Across the whole listing, filter for the string "peach" and copy every line that has it.

§ §

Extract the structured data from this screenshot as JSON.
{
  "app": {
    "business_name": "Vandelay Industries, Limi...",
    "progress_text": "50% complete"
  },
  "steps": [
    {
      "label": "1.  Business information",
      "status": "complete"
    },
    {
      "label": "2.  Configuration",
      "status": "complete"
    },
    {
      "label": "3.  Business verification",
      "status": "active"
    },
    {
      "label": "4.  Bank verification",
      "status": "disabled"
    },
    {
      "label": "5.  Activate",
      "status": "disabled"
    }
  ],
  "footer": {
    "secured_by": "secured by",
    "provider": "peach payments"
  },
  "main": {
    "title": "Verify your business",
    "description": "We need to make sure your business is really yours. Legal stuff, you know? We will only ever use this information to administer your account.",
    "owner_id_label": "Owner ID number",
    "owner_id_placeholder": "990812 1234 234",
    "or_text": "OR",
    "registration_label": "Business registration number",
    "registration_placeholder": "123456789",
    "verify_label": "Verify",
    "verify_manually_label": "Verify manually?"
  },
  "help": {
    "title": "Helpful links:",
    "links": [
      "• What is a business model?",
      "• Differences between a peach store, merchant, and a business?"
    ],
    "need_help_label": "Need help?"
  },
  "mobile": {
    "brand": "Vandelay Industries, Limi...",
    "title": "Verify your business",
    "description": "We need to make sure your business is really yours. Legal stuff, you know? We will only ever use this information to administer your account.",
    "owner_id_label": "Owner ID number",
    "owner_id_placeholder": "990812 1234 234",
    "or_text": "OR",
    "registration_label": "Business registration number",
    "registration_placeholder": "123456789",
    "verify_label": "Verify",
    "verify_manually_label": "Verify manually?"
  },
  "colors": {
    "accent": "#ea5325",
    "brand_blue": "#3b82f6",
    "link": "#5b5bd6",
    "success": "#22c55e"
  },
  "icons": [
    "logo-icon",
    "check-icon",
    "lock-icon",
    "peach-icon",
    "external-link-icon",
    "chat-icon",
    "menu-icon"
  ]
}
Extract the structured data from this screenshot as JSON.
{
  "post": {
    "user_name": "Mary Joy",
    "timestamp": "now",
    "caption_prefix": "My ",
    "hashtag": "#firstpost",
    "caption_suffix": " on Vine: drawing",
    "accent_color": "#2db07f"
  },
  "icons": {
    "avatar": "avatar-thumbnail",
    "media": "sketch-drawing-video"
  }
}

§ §

• _REPLY_:
    "provider": "peach payments"
      "• Differences between a peach store, merchant, and a business?"
    "peach-icon",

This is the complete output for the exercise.